■ Problem to work on
The records should be written out in full, with nothing altered.

■ Dataset records
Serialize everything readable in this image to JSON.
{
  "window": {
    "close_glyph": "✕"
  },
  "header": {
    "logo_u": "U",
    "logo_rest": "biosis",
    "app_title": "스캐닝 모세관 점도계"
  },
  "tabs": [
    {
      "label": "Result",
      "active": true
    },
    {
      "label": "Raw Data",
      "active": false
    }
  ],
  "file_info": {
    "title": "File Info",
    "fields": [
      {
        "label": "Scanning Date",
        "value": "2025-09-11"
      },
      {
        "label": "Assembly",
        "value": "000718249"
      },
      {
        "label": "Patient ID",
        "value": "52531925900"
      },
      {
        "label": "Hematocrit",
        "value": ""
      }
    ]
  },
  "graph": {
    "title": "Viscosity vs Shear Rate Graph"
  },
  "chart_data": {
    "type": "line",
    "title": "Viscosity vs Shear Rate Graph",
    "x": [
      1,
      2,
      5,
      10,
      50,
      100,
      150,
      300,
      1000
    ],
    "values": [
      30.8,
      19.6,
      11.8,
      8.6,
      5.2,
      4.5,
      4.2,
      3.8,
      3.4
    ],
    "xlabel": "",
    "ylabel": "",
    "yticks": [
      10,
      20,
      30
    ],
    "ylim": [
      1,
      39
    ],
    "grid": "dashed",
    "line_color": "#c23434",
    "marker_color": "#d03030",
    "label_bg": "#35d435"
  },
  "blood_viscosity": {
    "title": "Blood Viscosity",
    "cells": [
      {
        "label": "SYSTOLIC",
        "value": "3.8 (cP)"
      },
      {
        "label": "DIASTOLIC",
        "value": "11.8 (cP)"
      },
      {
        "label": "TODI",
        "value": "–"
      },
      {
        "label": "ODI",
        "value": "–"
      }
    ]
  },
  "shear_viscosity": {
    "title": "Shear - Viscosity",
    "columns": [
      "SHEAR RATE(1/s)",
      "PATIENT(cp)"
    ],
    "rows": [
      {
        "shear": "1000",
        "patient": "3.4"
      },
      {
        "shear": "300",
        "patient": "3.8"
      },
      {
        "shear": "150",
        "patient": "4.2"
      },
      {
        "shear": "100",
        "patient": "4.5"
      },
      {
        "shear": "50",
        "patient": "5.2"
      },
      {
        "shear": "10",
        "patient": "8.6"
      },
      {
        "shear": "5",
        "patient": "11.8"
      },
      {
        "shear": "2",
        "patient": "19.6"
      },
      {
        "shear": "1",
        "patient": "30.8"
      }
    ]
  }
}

■ Written reply
Serialize everything readable in this image to JSON.
{
  "window": {
    "close_glyph": "✕"
  },
  "header": {
    "logo_u": "U",
    "logo_rest": "biosis",
    "app_title": "스캐닝 모세관 점도계"
  },
  "tabs": [
    {
      "label": "Result",
      "active": true
    },
    {
      "label": "Raw Data",
      "active": false
    }
  ],
  "file_info": {
    "title": "File Info",
    "fields": [
      {
        "label": "Scanning Date",
        "value": "2025-09-11"
      },
      {
        "label": "Assembly",
        "value": "000718249"
      },
      {
        "label": "Patient ID",
        "value": "52531925900"
      },
      {
        "label": "Hematocrit",
        "value": ""
      }
    ]
  },
  "graph": {
    "title": "Viscosity vs Shear Rate Graph"
  },
  "chart_data": {
    "type": "line",
    "title": "Viscosity vs Shear Rate Graph",
    "x": [
      1,
      2,
      5,
      10,
      50,
      100,
      150,
      300,
      1000
    ],
    "values": [
      30.8,
      19.6,
      11.8,
      8.6,
      5.2,
      4.5,
      4.2,
      3.8,
      3.4
    ],
    "xlabel": "",
    "ylabel": "",
    "yticks": [
      10,
      20,
      30
    ],
    "ylim": [
      1,
      39
    ],
    "grid": "dashed",
    "line_color": "#c23434",
    "marker_color": "#d03030",
    "label_bg": "#35d435"
  },
  "blood_viscosity": {
    "title": "Blood Viscosity",
    "cells": [
      {
        "label": "SYSTOLIC",
        "value": "3.8 (cP)"
      },
      {
        "label": "DIASTOLIC",
        "value": "11.8 (cP)"
      },
      {
        "label": "TODI",
        "value": "–"
      },
      {
        "label": "ODI",
        "value": "–"
      }
    ]
  },
  "shear_viscosity": {
    "title": "Shear - Viscosity",
    "columns": [
      "SHEAR RATE(1/s)",
      "PATIENT(cp)"
    ],
    "rows": [
      {
        "shear": "1000",
        "patient": "3.4"
      },
      {
        "shear": "300",
        "patient": "3.8"
      },
      {
        "shear": "150",
        "patient": "4.2"
      },
      {
        "shear": "100",
        "patient": "4.5"
      },
      {
        "shear": "50",
        "patient": "5.2"
      },
      {
        "shear": "10",
        "patient": "8.6"
      },
      {
        "shear": "5",
        "patient": "11.8"
      },
      {
        "shear": "2",
        "patient": "19.6"
      },
      {
        "shear": "1",
        "patient": "30.8"
      }
    ]
  }
}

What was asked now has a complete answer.